A young man assaults a young woman at a house party. His friend captures the moment with his camera, and partygoers ignore the scene. The aggressor looks directly into the camera, makes eye contact with the viewers, and says, “Thanks for keeping your mouth shut.”
The public service announcement, released by the Government of Ontario in conjunction with their $41 million action plan to combat sexual violence, has a clear message: “When you do nothing, you’re helping him, but when you do something, you’re helping her.”
Kathleen Wynne, Ontario’s premier, has proposed a strengthening of laws to combat sexual assault and violence, improve campus safety, and challenge prevailing attitudes that contribute to sexual violence.
The plan commits to introducing legislation that will strengthen provisions related to sexual assault and harassment in the workplace, in housing, through the civil claims process, and on campuses.
The legislation will also require universities and colleges to collaborate with students to adopt campus-wide sexual harassment and assault policies. The policies will include training, prevention, complaint procedures, and response protocols.
The Wynne government has already included recommendations from the Ontario branch of the Canadian Federation of Students (CFS) in the Action Plan.

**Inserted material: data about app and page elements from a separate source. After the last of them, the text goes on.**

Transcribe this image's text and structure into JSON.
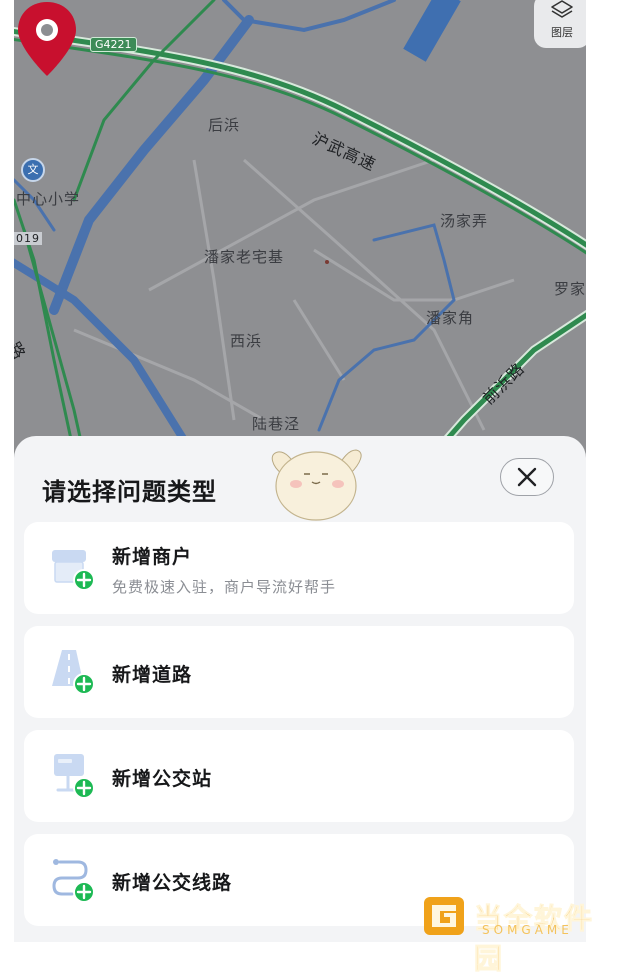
{
  "map": {
    "highway_shield": "G4221",
    "labels": {
      "houbang": "后浜",
      "huwu_expressway": "沪武高速",
      "school": "中心小学",
      "school_icon": "文",
      "tangjianong": "汤家弄",
      "panjia_cemetery": "潘家老宅基",
      "luojia": "罗家",
      "road_code": "019",
      "xibang": "西浜",
      "panjiajiao": "潘家角",
      "qianbang_road": "前浜路",
      "left_road": "心路",
      "luxiangjing": "陆巷泾"
    },
    "layers_button": {
      "label": "图层",
      "icon": "layers-icon"
    }
  },
  "sheet": {
    "title": "请选择问题类型",
    "close_icon": "close-icon",
    "options": [
      {
        "title": "新增商户",
        "subtitle": "免费极速入驻，商户导流好帮手",
        "icon": "merchant-add-icon"
      },
      {
        "title": "新增道路",
        "icon": "road-add-icon"
      },
      {
        "title": "新增公交站",
        "icon": "bus-stop-add-icon"
      },
      {
        "title": "新增公交线路",
        "icon": "bus-route-add-icon"
      }
    ]
  },
  "watermark": {
    "text": "当全软件园",
    "subtext": "SOMGAME"
  },
  "colors": {
    "map_bg": "#8e8f92",
    "highway": "#2f8a4f",
    "water": "#3f6fb0",
    "pin": "#c8102e",
    "add_badge": "#1db954",
    "sheet_bg": "#f3f4f6",
    "watermark": "#f0a21a"
  }
}
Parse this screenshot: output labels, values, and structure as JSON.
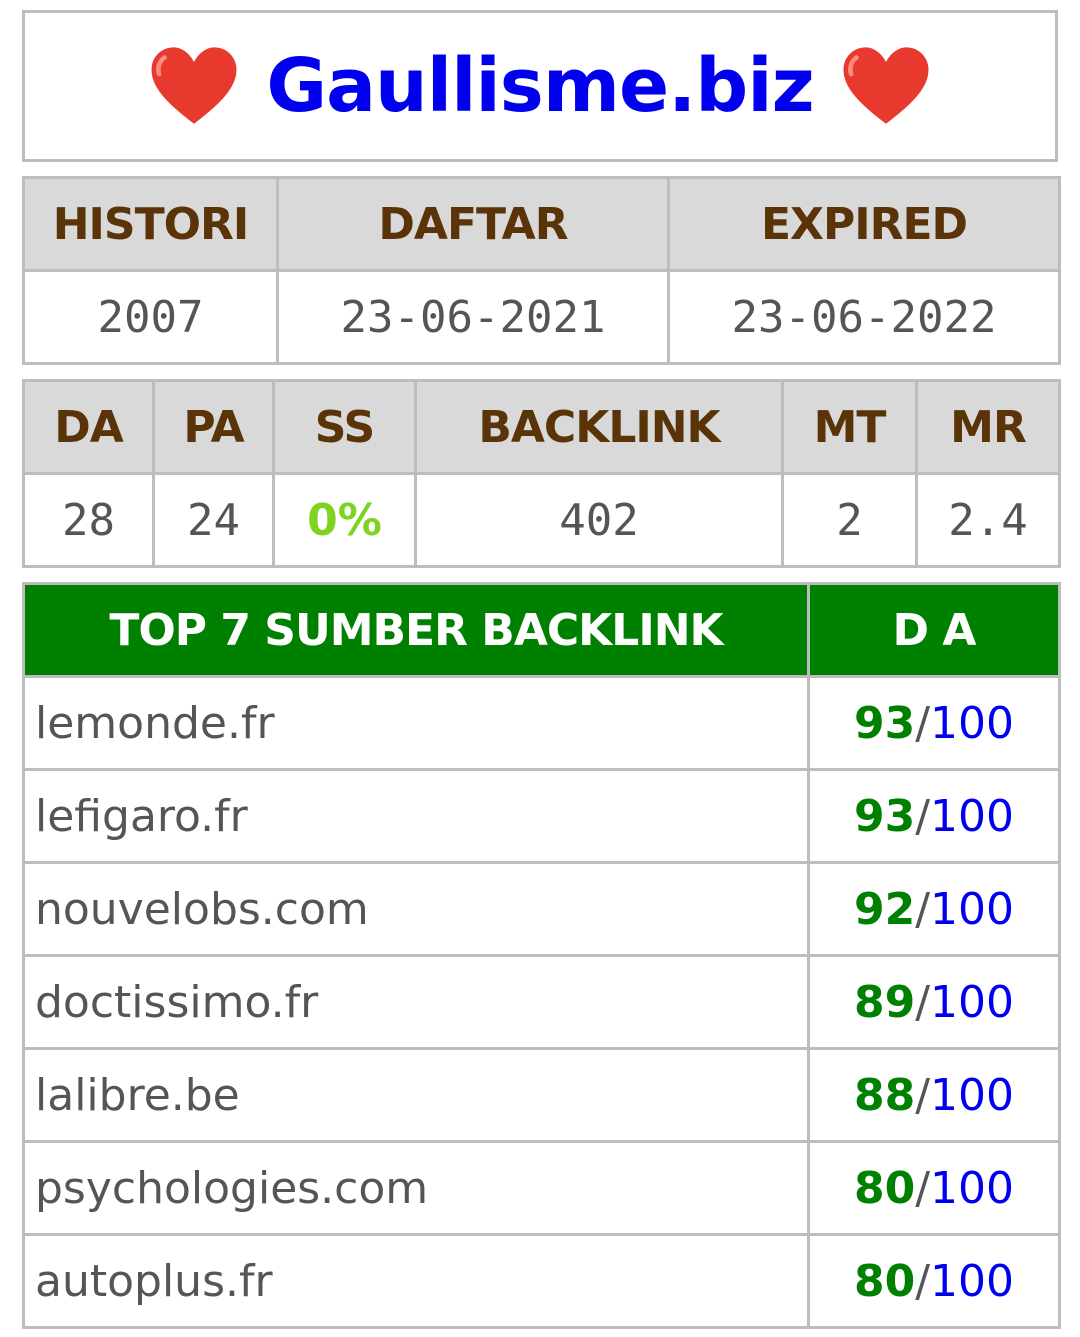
{
  "title": "Gaullisme.biz",
  "heart_icon_color": "#e8392f",
  "info": {
    "headers": [
      "HISTORI",
      "DAFTAR",
      "EXPIRED"
    ],
    "values": [
      "2007",
      "23-06-2021",
      "23-06-2022"
    ]
  },
  "metrics": {
    "headers": [
      "DA",
      "PA",
      "SS",
      "BACKLINK",
      "MT",
      "MR"
    ],
    "values": [
      "28",
      "24",
      "0%",
      "402",
      "2",
      "2.4"
    ]
  },
  "backlinks": {
    "header_source": "TOP 7 SUMBER BACKLINK",
    "header_da": "D A",
    "separator": "/",
    "max": "100",
    "rows": [
      {
        "domain": "lemonde.fr",
        "da": "93"
      },
      {
        "domain": "lefigaro.fr",
        "da": "93"
      },
      {
        "domain": "nouvelobs.com",
        "da": "92"
      },
      {
        "domain": "doctissimo.fr",
        "da": "89"
      },
      {
        "domain": "lalibre.be",
        "da": "88"
      },
      {
        "domain": "psychologies.com",
        "da": "80"
      },
      {
        "domain": "autoplus.fr",
        "da": "80"
      }
    ]
  }
}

Anna Goldfinch, CFS national executive representative, says recommendations include mandatory sexual assault policies with student consultation during creation and review, mandatory public reporting of sexual assaults, and funding for training, consent education, and support services.
While there is an appreciation for the inclusion of student voices, concerns remain that the plan may not go far enough to fully address the safety concerns of college and university students.
“We believe there are a few things still missing, and we will continue to call for a sexual assault support division to hold institutions accountable to their new policies, and give students recourse if they do not receive adequate support from their institution,” says Goldfinch.
Sexual assault rates are five times higher for women under the age of 35.
On campuses, four out of five female undergraduate students have reported a sexual violation while in a dating relationship. Young women have also reported the highest rates of being stalked.
“Campuses are a reflection of our society, which means that they are not immune to issues we face in our daily lives like sexism and rape culture,” says Goldfinch. “Post-secondary students experience a disproportionate number of sexual assaults compared to the general population.”
According to the Rape Crisis Centre, the term “rape culture” was coined to show the ways in which society normalizes male sexual violence and engages in victim blaming.
One of the goals of the action plan is to eliminate rape culture on campus by ensuring that all students have information on sexual assault and harassment prevention. Another goal is to introduce a policy that requires post-secondary institutions to publicly report incidents of sexual violence.
All colleges and universities will also participate in a province-wide awareness campaign in September 2015.
“We want to eliminate rape culture on campus. We want school environments to be safe and respectful. We want every student, in every university and college in Ontario, to be able to learn and study and experience campus life at its finest, free from sexual violence and harassment,” reads a statement in the Action Plan.
Sexual violence is directly connected to gender inequality. One of the biggest challenges victims of sexual assault face are damaging perceptions of sex and gender, which work to perpetuate sexual violence, and which can have far reaching consequences for victims. Victims of sexual abuse are more likely to experience depression, post-traumatic stress disorder, substance abuse, and self-harm.
The hashtags #WhoWillYouHelp and #ItsNeverOkay invite Twitter users to speak out against misogyny and sexual violence, and are beginning to gain traction on the social media site.
According to Belinda Bien, communications and policy advisor to the Minister of Training, Colleges and Universities, the Ontario government is hoping to introduce the legislation in autumn 2015.
“The Ministry believes the action plan is a bold plan for combating sexual violence. The Ministry is working closely with both Colleges Ontario and the Council of Ontario Universities and has engaged with student associations to ensure meaningful steps are being taken to address this issue,” says Bien.